There is also a passage where I re-read it so many times because I felt like it highlights my time now, battling depression and anxiety, reeling with being someone with PTSD and how people laugh at that because it's not like I went to war or anything. But I've learned that dying in any kind of way is terrifying, and nobody comes back unscathed. Christine writes on page 205,
"..I knew the last mile is the hardest. It is the mile you often travel on your own. Where you must go outside your comfort zone. Where coping is finding a new way to do the old things. Your doctors are no longer there, your friends think you are fine, and you are functional enough to not elicit any sympathy."
And god, I'm there. I'm so there.
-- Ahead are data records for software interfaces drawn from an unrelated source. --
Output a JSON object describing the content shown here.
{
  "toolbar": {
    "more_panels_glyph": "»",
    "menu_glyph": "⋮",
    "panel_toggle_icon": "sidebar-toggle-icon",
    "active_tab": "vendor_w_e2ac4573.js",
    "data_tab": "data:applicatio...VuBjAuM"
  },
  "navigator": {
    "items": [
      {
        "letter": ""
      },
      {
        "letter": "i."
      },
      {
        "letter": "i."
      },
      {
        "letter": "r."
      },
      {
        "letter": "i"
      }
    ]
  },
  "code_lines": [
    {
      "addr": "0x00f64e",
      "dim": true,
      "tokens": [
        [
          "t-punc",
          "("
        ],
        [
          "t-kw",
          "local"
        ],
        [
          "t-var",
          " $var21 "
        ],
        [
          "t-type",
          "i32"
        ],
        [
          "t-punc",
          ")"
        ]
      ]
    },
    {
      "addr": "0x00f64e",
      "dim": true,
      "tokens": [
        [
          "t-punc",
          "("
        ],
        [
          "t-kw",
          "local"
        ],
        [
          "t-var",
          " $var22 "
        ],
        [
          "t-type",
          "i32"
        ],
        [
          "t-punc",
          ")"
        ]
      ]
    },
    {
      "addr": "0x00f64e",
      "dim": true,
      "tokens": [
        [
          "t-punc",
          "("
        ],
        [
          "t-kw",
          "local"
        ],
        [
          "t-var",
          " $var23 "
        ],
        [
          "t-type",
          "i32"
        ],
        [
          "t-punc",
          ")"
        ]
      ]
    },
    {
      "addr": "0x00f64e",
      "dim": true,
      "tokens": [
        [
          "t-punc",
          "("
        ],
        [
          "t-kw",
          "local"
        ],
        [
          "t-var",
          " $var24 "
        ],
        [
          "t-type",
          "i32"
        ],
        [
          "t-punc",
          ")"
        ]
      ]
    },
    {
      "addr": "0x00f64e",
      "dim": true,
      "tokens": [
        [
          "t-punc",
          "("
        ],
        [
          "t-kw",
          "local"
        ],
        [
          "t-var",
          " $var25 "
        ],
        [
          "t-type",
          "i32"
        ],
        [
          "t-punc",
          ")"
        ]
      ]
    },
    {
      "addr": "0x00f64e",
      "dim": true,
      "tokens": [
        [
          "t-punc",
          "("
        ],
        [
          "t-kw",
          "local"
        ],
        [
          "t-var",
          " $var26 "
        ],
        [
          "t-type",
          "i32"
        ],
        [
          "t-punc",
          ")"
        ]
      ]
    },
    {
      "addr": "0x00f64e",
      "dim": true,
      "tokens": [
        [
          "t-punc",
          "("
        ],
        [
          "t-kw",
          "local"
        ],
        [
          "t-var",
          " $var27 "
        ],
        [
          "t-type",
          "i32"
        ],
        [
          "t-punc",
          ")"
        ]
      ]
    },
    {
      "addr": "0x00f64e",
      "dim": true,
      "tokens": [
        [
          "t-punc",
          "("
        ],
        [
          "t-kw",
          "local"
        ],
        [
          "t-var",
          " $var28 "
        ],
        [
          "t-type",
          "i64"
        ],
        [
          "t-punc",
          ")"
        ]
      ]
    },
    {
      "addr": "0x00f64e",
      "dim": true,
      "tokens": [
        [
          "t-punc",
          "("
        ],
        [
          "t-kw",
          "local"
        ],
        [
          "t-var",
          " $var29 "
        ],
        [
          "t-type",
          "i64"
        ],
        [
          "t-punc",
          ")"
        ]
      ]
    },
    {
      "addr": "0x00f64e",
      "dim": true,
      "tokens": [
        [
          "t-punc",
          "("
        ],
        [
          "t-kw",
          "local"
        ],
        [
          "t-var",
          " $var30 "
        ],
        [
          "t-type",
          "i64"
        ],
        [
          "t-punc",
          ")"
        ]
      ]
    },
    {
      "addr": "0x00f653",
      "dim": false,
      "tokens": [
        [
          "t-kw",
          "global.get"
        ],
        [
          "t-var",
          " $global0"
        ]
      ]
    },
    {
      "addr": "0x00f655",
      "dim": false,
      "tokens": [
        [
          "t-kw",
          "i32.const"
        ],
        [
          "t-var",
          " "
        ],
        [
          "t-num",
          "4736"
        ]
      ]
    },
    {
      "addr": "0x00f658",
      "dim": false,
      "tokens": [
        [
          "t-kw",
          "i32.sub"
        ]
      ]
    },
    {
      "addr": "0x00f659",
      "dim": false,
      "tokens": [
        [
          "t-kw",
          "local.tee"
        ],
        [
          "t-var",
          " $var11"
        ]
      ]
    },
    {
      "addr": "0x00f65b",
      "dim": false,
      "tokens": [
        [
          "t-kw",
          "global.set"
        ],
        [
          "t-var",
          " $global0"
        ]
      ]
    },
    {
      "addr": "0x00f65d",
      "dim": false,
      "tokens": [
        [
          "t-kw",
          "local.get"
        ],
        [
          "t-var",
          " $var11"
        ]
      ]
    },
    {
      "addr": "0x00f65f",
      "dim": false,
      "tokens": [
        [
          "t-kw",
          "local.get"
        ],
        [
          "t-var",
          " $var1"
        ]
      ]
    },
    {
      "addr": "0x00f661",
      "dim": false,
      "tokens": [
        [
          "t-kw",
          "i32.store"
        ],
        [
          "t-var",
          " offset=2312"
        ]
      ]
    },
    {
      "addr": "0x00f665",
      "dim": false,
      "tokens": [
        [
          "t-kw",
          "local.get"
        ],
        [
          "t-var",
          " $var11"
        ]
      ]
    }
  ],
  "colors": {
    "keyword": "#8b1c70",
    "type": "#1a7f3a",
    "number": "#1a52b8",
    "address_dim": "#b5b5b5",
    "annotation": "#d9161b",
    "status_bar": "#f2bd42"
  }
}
She also writes, on page 235,
"I felt no one wanted to talk about it - not my cadre of healthy friends, anyway. When I said, "I can't remember-ever since the stroke, I can't remember little things," they told me they could not remember things, either. That it was old age, that it was their recreational marijuana use, that it was exhaustion, that it was normal. Not the stroke."
God, YES. I swear to you, if I hear someone tell me this is normal one more time, I'm likely to lose it. You'll see me on the Today Show as the woman who lost her shit in a grocery store or at after school kid pick up. I'm not saying I can't remember things to elicit sympathy, I'm stating a fact. I'm letting you know that this is still a problem, and it's not normal. None of what I am dealing with is normal. You might have hormone problems, but you don't have them from having your pituitary gland shot during the course of bleeding to death while stroking out. It's different. Everything about me is different and special but it all sucks.
So yes. This book. This book was EVERYTHING that I needed right now. I didn't even know I needed it. I wish I could just hug this woman because this book feels like a life preserver for me right now. I cannot recommend this highly enough, it should be a mandatory read for any stroke survivor.
Just buy it. Now.